Linzer Delicatess, Yukon Gold, Roko, Caribe, Bintje, Viking
The Linzer seed potatoes were SO tiny and they were from last years crop so, in a way, I’m not totally surprised that a couple didn’t make it. They probably didn't have enough reserve energy to get through all that soil. All of the others, however, including 4 of the 6 Linzers, did emerge and they seem to be doing just fine.
|Caribe & Roko are now flowering|
All of the allium beds are also on the hilltop this year. Remember those tiny, whispy seedlings that I transplanted at the end of April?
|Onion seedlings shortly after transplanting|
Many people growing onions from seed for the first time (including myself) think “how on earth are these tiny, fragile things going to give me a crop of onions in a few short months?” Well, here they are now, 8 weeks later:
|Onion varieties grown this year:|
Ailsa Craig, Copra, Rossa di Milano, Red Wing, Jaune Paille des Vertus
I’m covering the onion beds with netting as I’ve had leek moth* issues in the past. The big problem this year has been the wind. More than a dozen times I’ve found the netting either fluttering in the wind or completely pulled from the supports. I think it gets windier on the hilltop than in the main garden, so that may be a factor, but it also seems as if it's been windier than normal this year and those winds have been stronger. So far, I don’t see any leek moth damage on the seedlings, so that’s good.

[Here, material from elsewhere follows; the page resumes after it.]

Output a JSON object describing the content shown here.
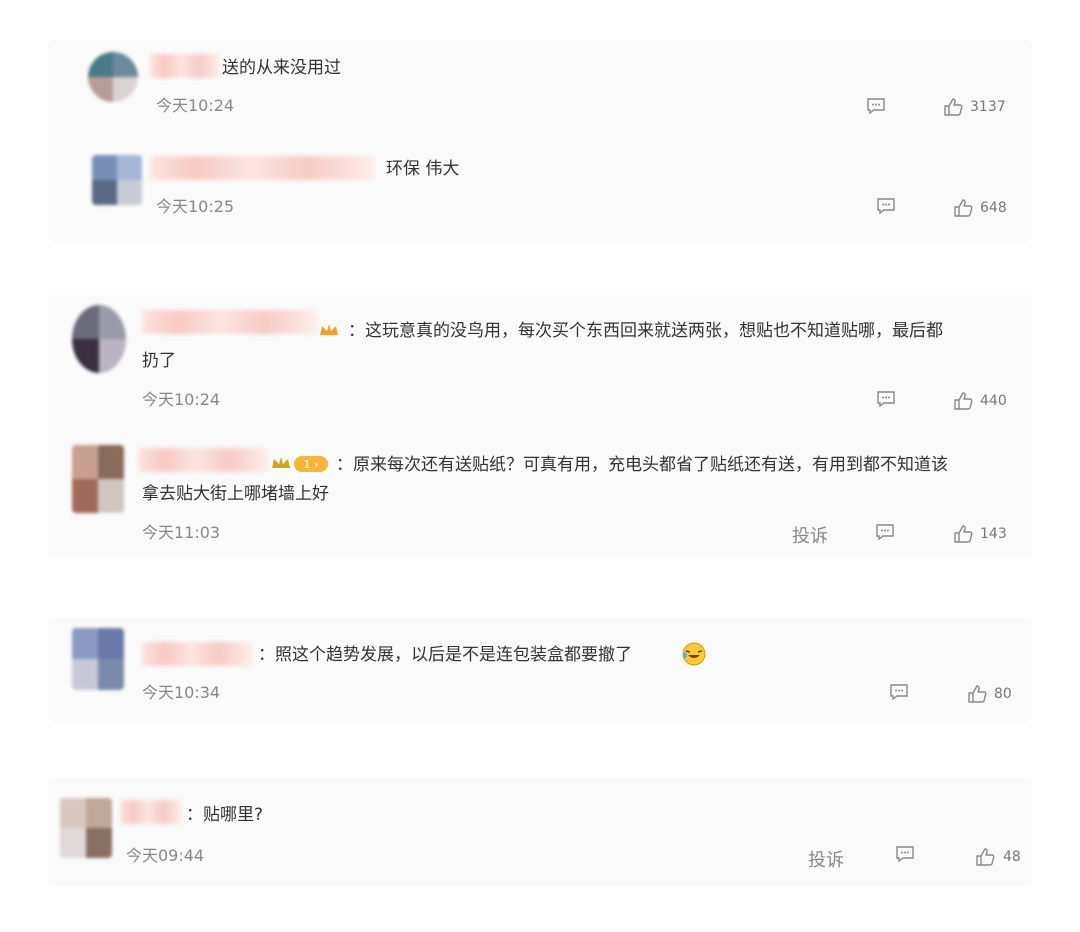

I wish the same could be said for the garlic.
Varieties grown: Music, Persian Star, Portugal 1,
Sweet Candy, Porcelain, Pitarelli & Duganski

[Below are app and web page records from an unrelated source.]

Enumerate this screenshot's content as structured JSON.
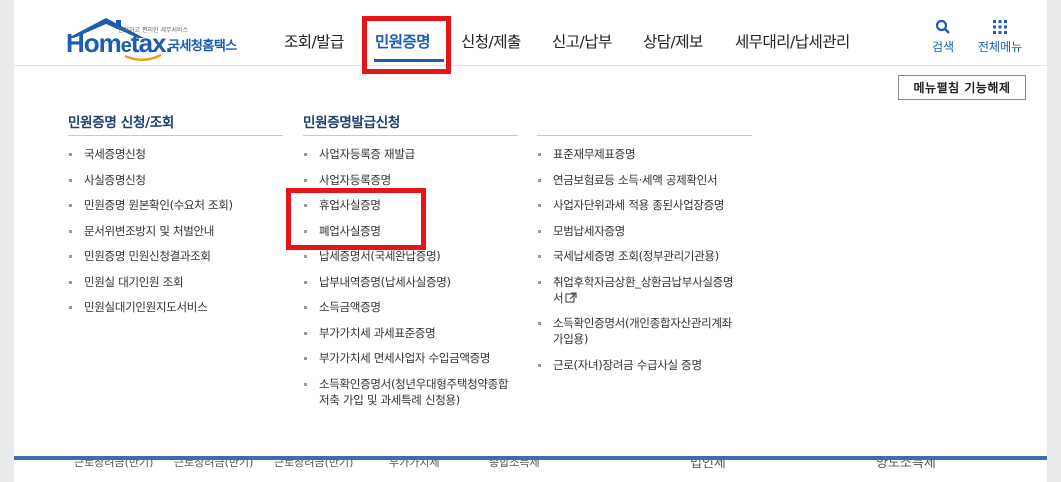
{
  "logo": {
    "tagline": "안전하고 편리한 세무서비스",
    "brand_main": "Hom",
    "brand_e": "e",
    "brand_tax": "tax.",
    "brand_kr": "국세청홈택스"
  },
  "gnb": {
    "items": [
      {
        "label": "조회/발급"
      },
      {
        "label": "민원증명"
      },
      {
        "label": "신청/제출"
      },
      {
        "label": "신고/납부"
      },
      {
        "label": "상담/제보"
      },
      {
        "label": "세무대리/납세관리"
      }
    ],
    "active_index": 1
  },
  "utility": {
    "search_label": "검색",
    "all_menu_label": "전체메뉴"
  },
  "fold_button_label": "메뉴펼침 기능해제",
  "columns": [
    {
      "title": "민원증명 신청/조회",
      "items": [
        "국세증명신청",
        "사실증명신청",
        "민원증명 원본확인(수요처 조회)",
        "문서위변조방지 및 처벌안내",
        "민원증명 민원신청결과조회",
        "민원실 대기인원 조회",
        "민원실대기인원지도서비스"
      ]
    },
    {
      "title": "민원증명발급신청",
      "items": [
        "사업자등록증 재발급",
        "사업자등록증명",
        "휴업사실증명",
        "폐업사실증명",
        "납세증명서(국세완납증명)",
        "납부내역증명(납세사실증명)",
        "소득금액증명",
        "부가가치세 과세표준증명",
        "부가가치세 면세사업자 수입금액증명",
        "소득확인증명서(청년우대형주택청약종합저축 가입 및 과세특례 신청용)"
      ]
    },
    {
      "title": "",
      "items": [
        "표준재무제표증명",
        "연금보험료등 소득·세액 공제확인서",
        "사업자단위과세 적용 종된사업장증명",
        "모범납세자증명",
        "국세납세증명 조회(정부관리기관용)",
        "취업후학자금상환_상환금납부사실증명서",
        "소득확인증명서(개인종합자산관리계좌 가입용)",
        "근로(자녀)장려금 수급사실 증명"
      ]
    }
  ],
  "below_fold": [
    "근로장려금(반기)",
    "근로장려금(반기)",
    "근로장려금(반기)",
    "부가가치세",
    "종합소득세",
    "법인세",
    "양도소득세"
  ],
  "colors": {
    "brand": "#1b5db0",
    "highlight": "#e8141c",
    "column_title": "#1b3e6e"
  }
}
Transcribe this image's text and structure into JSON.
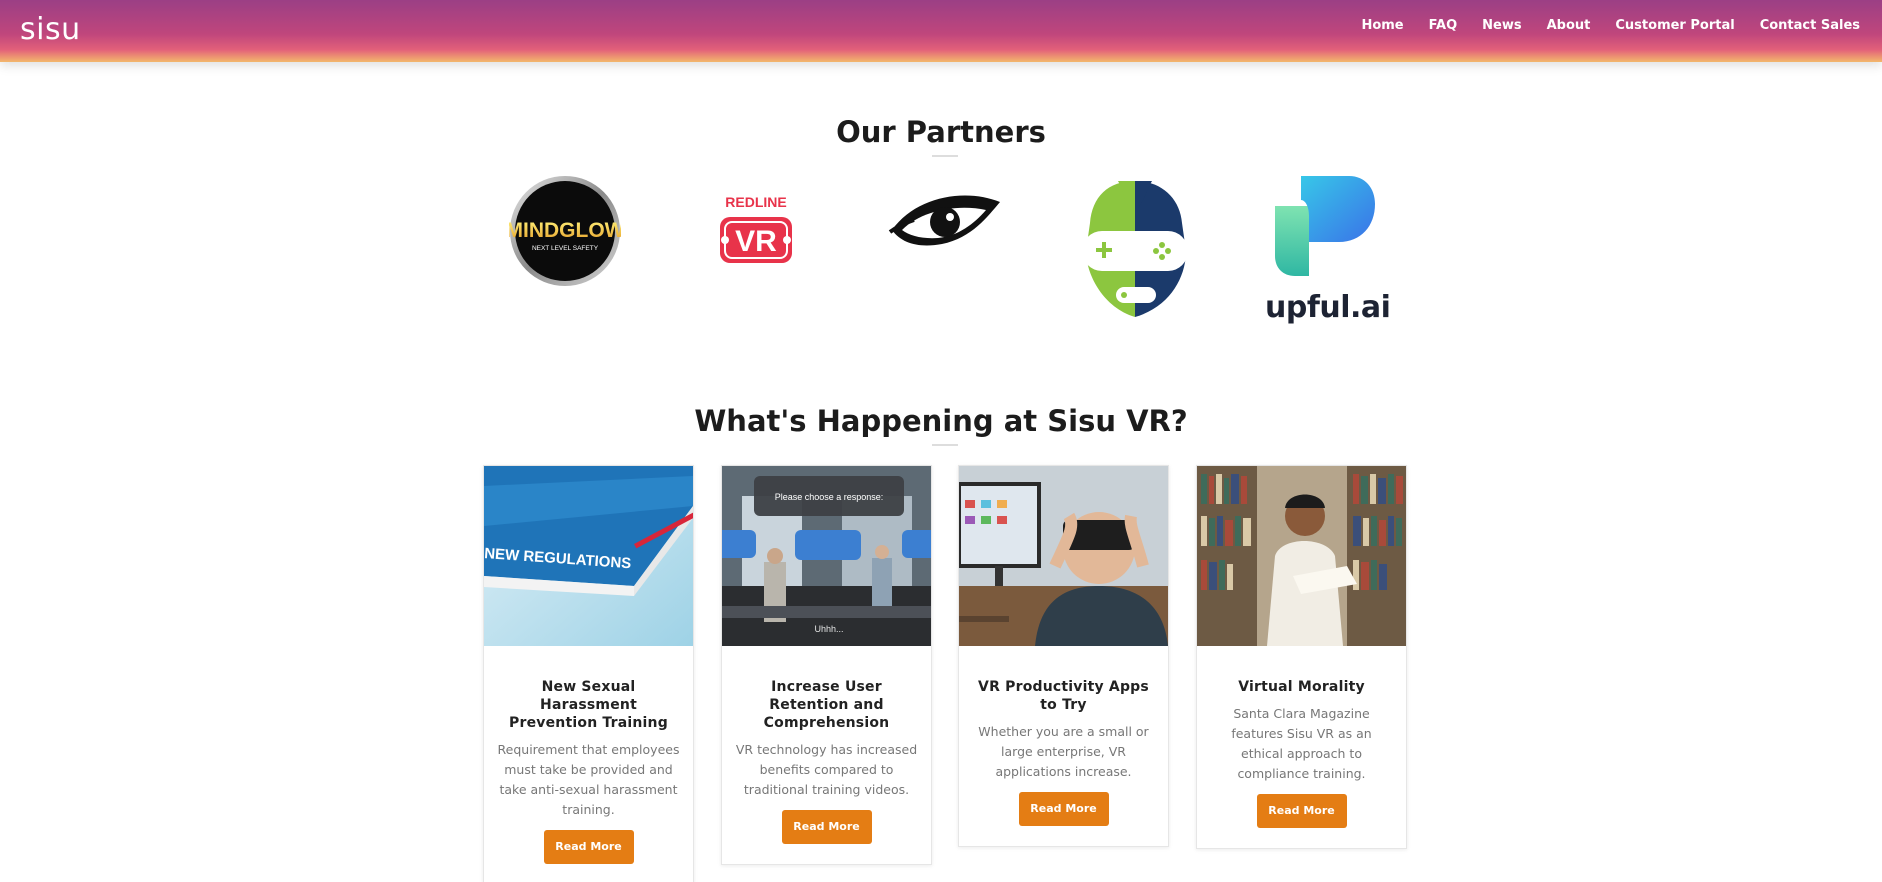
{
  "header": {
    "logo": "sisu",
    "nav": [
      "Home",
      "FAQ",
      "News",
      "About",
      "Customer Portal",
      "Contact Sales"
    ]
  },
  "partners": {
    "title": "Our Partners",
    "logos": [
      {
        "name": "mindglow-logo",
        "text": "MINDGLOW",
        "subtext": "NEXT LEVEL SAFETY"
      },
      {
        "name": "redline-vr-logo",
        "text": "REDLINE",
        "subtext": "VR"
      },
      {
        "name": "eye-logo"
      },
      {
        "name": "gamer-head-logo"
      },
      {
        "name": "upful-logo",
        "text": "upful.ai"
      }
    ]
  },
  "news": {
    "title": "What's Happening at Sisu VR?",
    "cards": [
      {
        "image_text": "NEW REGULATIONS",
        "title": "New Sexual Harassment Prevention Training",
        "text": "Requirement that employees must take be provided and take anti-sexual harassment training.",
        "button": "Read More"
      },
      {
        "image_text": "Please choose a response:",
        "image_caption": "Uhhh...",
        "title": "Increase User Retention and Comprehension",
        "text": "VR technology has increased benefits compared to traditional training videos.",
        "button": "Read More"
      },
      {
        "title": "VR Productivity Apps to Try",
        "text": "Whether you are a small or large enterprise, VR applications increase.",
        "button": "Read More"
      },
      {
        "title": "Virtual Morality",
        "text": "Santa Clara Magazine features Sisu VR as an ethical approach to compliance training.",
        "button": "Read More"
      }
    ]
  }
}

|Tell-tale signs of leek moth* on scapes|
The asparagus ferns are large & floppy:
|Guelph Millennium Asparagus|
in it's 2nd year (from seed)
They were totally blocking the pathway beside them so I tied some balers twine to rebar in an effort to create a sort of “fence” along the side of the bed.

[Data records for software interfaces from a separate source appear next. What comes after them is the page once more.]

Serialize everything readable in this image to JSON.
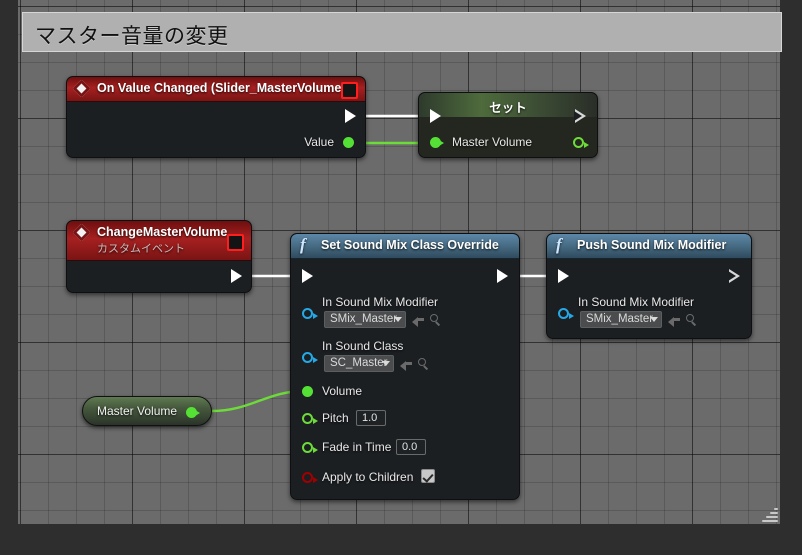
{
  "comment": {
    "title": "マスター音量の変更"
  },
  "nodes": {
    "on_value_changed": {
      "title": "On Value Changed (Slider_MasterVolume)",
      "icon": "event-diamond-icon",
      "delegate_pin": "delegate-pin",
      "exec_out": "exec-out-pin",
      "outputs": [
        {
          "label": "Value",
          "type": "float"
        }
      ]
    },
    "set_master_volume": {
      "title": "セット",
      "exec_in": "exec-in-pin",
      "exec_out": "exec-out-pin",
      "inputs": [
        {
          "label": "Master Volume",
          "type": "float"
        }
      ],
      "outputs": [
        {
          "label": "",
          "type": "float"
        }
      ]
    },
    "change_master_volume": {
      "title": "ChangeMasterVolume",
      "subtitle": "カスタムイベント",
      "icon": "event-diamond-icon",
      "delegate_pin": "delegate-pin",
      "exec_out": "exec-out-pin"
    },
    "set_sound_mix_class_override": {
      "title": "Set Sound Mix Class Override",
      "icon": "function-f-icon",
      "exec_in": "exec-in-pin",
      "exec_out": "exec-out-pin",
      "inputs": [
        {
          "label": "In Sound Mix Modifier",
          "type": "object",
          "value": "SMix_Master",
          "widget": "combo"
        },
        {
          "label": "In Sound Class",
          "type": "object",
          "value": "SC_Master",
          "widget": "combo"
        },
        {
          "label": "Volume",
          "type": "float",
          "value": "",
          "widget": "none"
        },
        {
          "label": "Pitch",
          "type": "float",
          "value": "1.0",
          "widget": "text"
        },
        {
          "label": "Fade in Time",
          "type": "float",
          "value": "0.0",
          "widget": "text"
        },
        {
          "label": "Apply to Children",
          "type": "bool",
          "value": "checked",
          "widget": "checkbox"
        }
      ]
    },
    "push_sound_mix_modifier": {
      "title": "Push Sound Mix Modifier",
      "icon": "function-f-icon",
      "exec_in": "exec-in-pin",
      "exec_out": "exec-out-pin",
      "inputs": [
        {
          "label": "In Sound Mix Modifier",
          "type": "object",
          "value": "SMix_Master",
          "widget": "combo"
        }
      ]
    },
    "master_volume_getter": {
      "title": "Master Volume",
      "type": "float",
      "output_pin": "value-out-pin"
    }
  },
  "colors": {
    "event_header": "#a62020",
    "function_header": "#44687f",
    "set_header": "#4e6b3c",
    "exec_wire": "#ffffff",
    "float_wire": "#6ddb3a",
    "float_pin": "#55e035",
    "object_pin": "#25a9e6",
    "bool_pin": "#a00000",
    "canvas": "#6b6b6b",
    "node_body": "#1c1f22",
    "comment_bg": "#b0b0b0"
  },
  "widgets": {
    "use_icon": "use-selected-asset-icon",
    "browse_icon": "browse-to-asset-icon",
    "dropdown_icon": "chevron-down-icon",
    "resize_grip": "resize-grip-handle"
  }
}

The blueberries are….alive:
|Blue Crop blueberry bush|
That’s about all I can say about them...hopefully this will be their "creep" year in the sleep, creep, leap trio. The haskaps are looking quite a bit better than the blueberries, especially now that I cut back a bunch of overgrowth that had migrated from the other side of the fence these are in front of:
|This was a very overgrown area &|
the cardboard is my attempt at keeping that growth at bay
And that’s it for the hilltop – I’ll do a post on the beds in Area # 1 & #2 later this week.
Ok, now for a peak at one (of several) garden projects that I’m finally in the process of completing….anyone for a wild guess? Hint: I’ve been talking about doing this for over a year now.
That's right - the drip irrigation is finally being installed! This is a rather tricky process when you are dealing with raised beds because they are just that – raised beds and not flat ground. What also makes it a bit more complex is that I want a mainline pipe with a shutoff valve going to each individual bed...if you're gonna do it, may as well do it right.
|The tubing comes in a roll and, even after letting it sit in the sun,|
it still maintains a bit of a curve during installation; this bit should flatten out in a day or so
With one area done, I'm starting work on the next....the hilltop beds. Not sure I'll get much on that done today, however - with todays forecast of 31C/88F (37C/99F with the humidex), I'll probably be more in than out.
*I originally thought that the alliums were being attacked by onion maggots but have subsequently realized that, in fact, I was dealing with leek moths so have adjusted this post accordingly.